Predpolozhitelnaya chislennost naseleniya Rossiyskoi Federatsii do 2025 g. (The estimated size of the population of the Russian Federation up to year 2025). M.: Rosstat, RUSSIAN ECONOMY IN trends and outlooks The long term migration policy of Russia has to proceed from these economic realities as compared with political demands of the society. It is presumed that this policy should not exclude, but necessarily complement the complex of measures aimed at an increase in the birth rate.
4.3.1. Regulating migration: the legislative framework in In 2006, the Russian legislation concerning the sphere of migration was sup plemented with several new documents.
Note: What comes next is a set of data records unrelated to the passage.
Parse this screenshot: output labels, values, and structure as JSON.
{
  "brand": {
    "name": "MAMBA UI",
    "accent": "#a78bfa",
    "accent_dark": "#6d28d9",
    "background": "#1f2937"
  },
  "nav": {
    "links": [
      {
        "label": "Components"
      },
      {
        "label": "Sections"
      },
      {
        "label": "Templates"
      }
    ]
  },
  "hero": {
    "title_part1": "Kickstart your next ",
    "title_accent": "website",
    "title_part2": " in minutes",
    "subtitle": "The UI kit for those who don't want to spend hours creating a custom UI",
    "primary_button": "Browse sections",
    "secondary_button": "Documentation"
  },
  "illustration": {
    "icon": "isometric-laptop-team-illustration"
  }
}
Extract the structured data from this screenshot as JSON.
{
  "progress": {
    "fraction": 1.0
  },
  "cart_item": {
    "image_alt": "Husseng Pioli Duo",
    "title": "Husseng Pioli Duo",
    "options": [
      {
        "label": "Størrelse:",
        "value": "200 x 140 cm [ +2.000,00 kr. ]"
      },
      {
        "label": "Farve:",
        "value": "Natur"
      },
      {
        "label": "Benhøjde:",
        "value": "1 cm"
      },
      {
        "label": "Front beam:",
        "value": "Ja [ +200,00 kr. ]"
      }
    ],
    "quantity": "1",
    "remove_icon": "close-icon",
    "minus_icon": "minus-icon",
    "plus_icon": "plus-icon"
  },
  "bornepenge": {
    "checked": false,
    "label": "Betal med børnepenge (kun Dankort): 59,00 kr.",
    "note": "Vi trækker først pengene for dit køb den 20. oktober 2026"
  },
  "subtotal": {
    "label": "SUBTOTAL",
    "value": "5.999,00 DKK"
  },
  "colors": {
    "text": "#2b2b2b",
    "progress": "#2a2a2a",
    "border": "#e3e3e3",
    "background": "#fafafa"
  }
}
Two federal laws concerning the proce dures governing registration and stay of foreign citizens in Russia came into force on January 15, 2007. Besides, since November 9, 2006, there has already been enforced the new procedure governing the imposition of penalties and administra tive restrictions, which was introduced in the framework of the RF Code of Adminis trative Offences (with the exclusion of certain provisions, which entered into force simultaneously with federal laws of January 15, 2007).
In 2006, there were adopted the following legislative acts in the sphere of mi gration:
- Decree of the RF President No. 637 of June 22, 2006, “On the measures aimed at the provision of assistance to voluntary migration of fellow countrymen resid ing abroad to the RF” (published on June 28, 2006);
- The Governmental Program aimed at the provision of assistance to voluntary migration of fellow countrymen residing abroad to the RF; Plan of measures aimed at the implementation of the Governmental Program aimed at the provi sion of assistance to voluntary migration of fellow countrymen residing abroad to the RF (approved by Decree of the RF President No. 637 of June 22, 2006);
- Federal law of the RF No. 109 FZ of July 18, 2006, “On the registration of foreign nationals and stateless persons migrating to the RF (adopted by the State Duma on July 30, 2006, approved by the Federation Council on July 7, 2006, pub lished on July 20, 2006, enters into force since January 15, 2007);
- Federal law of the RF No. 110 FZ of July 18, 2006, “On the introduction of amendments and additions to the federal law “On the legal status of foreign na tionals in the RF” and on the annulment of certain provisions of the federal law “On the introduction of amendments and additions to certain legislative acts of the RF” (adopted by the State Duma on July 30, 2006, approved by the Federa tion Council on July 7, 2006, published on July 20, 2006, enters into force since January 15, 2007);
- Federal law of the RF No. 189 FZ of November 5, 2006, “On the introduction of amendments to the RF Code of Administrative Offences (as concerns increase in responsibility for infringements on the procedure governing employment of foreign nationals and stateless persons in the RF)” (adopted by the State Duma on October 20, 2006, approved by the Federation Council on October 27, 2006, published on November 9, 2006);
In order to enforce these laws, in 2006 the RF Government adopted a number of regulatory and legal acts:
Section Social Sphere - Resolution No. 271 of May 5, 2006, “On the introduction of amendments to the Regulations on the use of migration cards as approved by Resolution of the RF Government No. 413 of August 16, 2004”;
- “Amendments introduced to the Regulations on the use of migration cards as approved by Resolution of the RF Government No. 413 of August 16, 2004” (approved by Resolution of the RF Government No. 271 of May 5, 2006);
- Resolution No. 622 of October 20, 2006, “On the approval of the rules concern ing the provision of state support from the federal budget to the subjects of the Russian Federation included in the Governmental Program aimed at the provi sion of assistance to voluntary migration of fellow countrymen residing abroad to the RF”;